#### TASK DIRECTIONS
Would you please copy every line of the material that follows, exactly as it reads?

#### GIVEN ENTRIES
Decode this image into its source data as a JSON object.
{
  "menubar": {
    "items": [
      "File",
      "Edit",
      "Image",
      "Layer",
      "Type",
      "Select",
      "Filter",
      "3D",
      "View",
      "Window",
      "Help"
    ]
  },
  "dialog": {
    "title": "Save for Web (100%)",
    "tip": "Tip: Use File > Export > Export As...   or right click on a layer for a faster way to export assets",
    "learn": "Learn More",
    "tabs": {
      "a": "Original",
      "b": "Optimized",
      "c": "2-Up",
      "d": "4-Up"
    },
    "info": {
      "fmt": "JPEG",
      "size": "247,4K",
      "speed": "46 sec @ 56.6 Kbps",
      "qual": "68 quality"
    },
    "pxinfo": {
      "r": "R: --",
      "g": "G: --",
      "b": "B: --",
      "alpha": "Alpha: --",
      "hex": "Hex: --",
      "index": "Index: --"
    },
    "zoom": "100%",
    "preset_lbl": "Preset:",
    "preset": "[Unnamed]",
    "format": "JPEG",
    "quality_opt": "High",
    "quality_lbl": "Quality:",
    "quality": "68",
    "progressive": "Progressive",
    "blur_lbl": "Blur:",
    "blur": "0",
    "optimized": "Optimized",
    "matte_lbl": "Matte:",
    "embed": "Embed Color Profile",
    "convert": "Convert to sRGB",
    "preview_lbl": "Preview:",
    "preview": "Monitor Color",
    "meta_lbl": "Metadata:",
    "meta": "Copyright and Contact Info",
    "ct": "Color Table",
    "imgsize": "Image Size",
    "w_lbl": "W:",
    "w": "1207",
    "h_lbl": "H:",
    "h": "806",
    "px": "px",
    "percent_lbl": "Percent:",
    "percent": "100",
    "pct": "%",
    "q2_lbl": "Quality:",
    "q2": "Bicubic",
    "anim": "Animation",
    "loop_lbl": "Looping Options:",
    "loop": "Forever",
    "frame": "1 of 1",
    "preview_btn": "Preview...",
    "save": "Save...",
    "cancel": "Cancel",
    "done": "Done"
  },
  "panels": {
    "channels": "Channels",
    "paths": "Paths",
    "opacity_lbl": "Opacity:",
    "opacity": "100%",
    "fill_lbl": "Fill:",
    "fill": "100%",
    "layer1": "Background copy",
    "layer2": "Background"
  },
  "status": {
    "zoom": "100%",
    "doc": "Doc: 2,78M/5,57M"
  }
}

#### ANSWER TO THIS TASK
Decode this image into its source data as a JSON object.
{
  "menubar": {
    "items": [
      "File",
      "Edit",
      "Image",
      "Layer",
      "Type",
      "Select",
      "Filter",
      "3D",
      "View",
      "Window",
      "Help"
    ]
  },
  "dialog": {
    "title": "Save for Web (100%)",
    "tip": "Tip: Use File > Export > Export As...   or right click on a layer for a faster way to export assets",
    "learn": "Learn More",
    "tabs": {
      "a": "Original",
      "b": "Optimized",
      "c": "2-Up",
      "d": "4-Up"
    },
    "info": {
      "fmt": "JPEG",
      "size": "247,4K",
      "speed": "46 sec @ 56.6 Kbps",
      "qual": "68 quality"
    },
    "pxinfo": {
      "r": "R: --",
      "g": "G: --",
      "b": "B: --",
      "alpha": "Alpha: --",
      "hex": "Hex: --",
      "index": "Index: --"
    },
    "zoom": "100%",
    "preset_lbl": "Preset:",
    "preset": "[Unnamed]",
    "format": "JPEG",
    "quality_opt": "High",
    "quality_lbl": "Quality:",
    "quality": "68",
    "progressive": "Progressive",
    "blur_lbl": "Blur:",
    "blur": "0",
    "optimized": "Optimized",
    "matte_lbl": "Matte:",
    "embed": "Embed Color Profile",
    "convert": "Convert to sRGB",
    "preview_lbl": "Preview:",
    "preview": "Monitor Color",
    "meta_lbl": "Metadata:",
    "meta": "Copyright and Contact Info",
    "ct": "Color Table",
    "imgsize": "Image Size",
    "w_lbl": "W:",
    "w": "1207",
    "h_lbl": "H:",
    "h": "806",
    "px": "px",
    "percent_lbl": "Percent:",
    "percent": "100",
    "pct": "%",
    "q2_lbl": "Quality:",
    "q2": "Bicubic",
    "anim": "Animation",
    "loop_lbl": "Looping Options:",
    "loop": "Forever",
    "frame": "1 of 1",
    "preview_btn": "Preview...",
    "save": "Save...",
    "cancel": "Cancel",
    "done": "Done"
  },
  "panels": {
    "channels": "Channels",
    "paths": "Paths",
    "opacity_lbl": "Opacity:",
    "opacity": "100%",
    "fill_lbl": "Fill:",
    "fill": "100%",
    "layer1": "Background copy",
    "layer2": "Background"
  },
  "status": {
    "zoom": "100%",
    "doc": "Doc: 2,78M/5,57M"
  }
}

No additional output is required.